#### WORK TO COMPLETE
Gather each line of the records where "icon" appears.

#### MATERIALS PROVIDED
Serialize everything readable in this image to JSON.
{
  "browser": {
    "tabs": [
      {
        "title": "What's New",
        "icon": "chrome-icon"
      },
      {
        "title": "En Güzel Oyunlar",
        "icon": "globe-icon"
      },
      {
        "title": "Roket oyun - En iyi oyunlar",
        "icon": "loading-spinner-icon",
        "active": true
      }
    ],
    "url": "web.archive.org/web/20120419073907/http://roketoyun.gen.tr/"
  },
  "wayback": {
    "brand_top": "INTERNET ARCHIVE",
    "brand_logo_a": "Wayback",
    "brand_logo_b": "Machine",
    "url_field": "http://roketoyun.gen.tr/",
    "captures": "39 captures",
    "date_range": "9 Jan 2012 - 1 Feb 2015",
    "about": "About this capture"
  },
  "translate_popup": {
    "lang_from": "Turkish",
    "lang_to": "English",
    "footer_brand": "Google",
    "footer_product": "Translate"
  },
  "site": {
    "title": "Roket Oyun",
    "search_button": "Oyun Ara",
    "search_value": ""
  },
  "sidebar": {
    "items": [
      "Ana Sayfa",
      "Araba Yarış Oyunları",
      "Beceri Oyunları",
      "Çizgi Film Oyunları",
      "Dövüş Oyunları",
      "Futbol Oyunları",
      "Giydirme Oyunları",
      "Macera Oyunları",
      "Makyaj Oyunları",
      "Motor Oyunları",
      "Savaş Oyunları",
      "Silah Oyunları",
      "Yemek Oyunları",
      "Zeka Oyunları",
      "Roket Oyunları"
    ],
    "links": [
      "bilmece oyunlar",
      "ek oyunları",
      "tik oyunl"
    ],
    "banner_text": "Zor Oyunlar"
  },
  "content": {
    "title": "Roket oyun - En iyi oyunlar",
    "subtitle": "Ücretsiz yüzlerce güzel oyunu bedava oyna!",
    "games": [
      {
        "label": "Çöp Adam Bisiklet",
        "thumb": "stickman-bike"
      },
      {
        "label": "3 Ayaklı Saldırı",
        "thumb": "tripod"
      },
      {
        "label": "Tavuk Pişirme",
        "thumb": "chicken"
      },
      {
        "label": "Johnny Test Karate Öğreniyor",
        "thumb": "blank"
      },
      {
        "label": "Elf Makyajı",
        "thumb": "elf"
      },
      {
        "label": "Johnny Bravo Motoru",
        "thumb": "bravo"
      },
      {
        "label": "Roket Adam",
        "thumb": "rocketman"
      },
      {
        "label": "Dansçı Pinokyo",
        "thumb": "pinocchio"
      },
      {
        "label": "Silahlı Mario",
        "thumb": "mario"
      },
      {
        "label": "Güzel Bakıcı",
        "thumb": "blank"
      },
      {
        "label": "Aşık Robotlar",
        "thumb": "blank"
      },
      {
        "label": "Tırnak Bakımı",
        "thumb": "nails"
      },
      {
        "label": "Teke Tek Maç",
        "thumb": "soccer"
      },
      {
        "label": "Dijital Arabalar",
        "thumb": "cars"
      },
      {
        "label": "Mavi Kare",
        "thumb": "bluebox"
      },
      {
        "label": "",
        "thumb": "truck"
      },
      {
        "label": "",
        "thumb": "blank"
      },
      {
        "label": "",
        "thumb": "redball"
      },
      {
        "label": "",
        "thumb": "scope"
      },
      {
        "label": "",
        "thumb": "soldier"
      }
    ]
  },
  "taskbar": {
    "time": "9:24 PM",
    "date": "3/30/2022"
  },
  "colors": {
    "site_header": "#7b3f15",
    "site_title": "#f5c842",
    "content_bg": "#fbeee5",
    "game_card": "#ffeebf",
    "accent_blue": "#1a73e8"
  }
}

#### ANSWER BELOW
        "icon": "chrome-icon"
        "icon": "globe-icon"
        "icon": "loading-spinner-icon",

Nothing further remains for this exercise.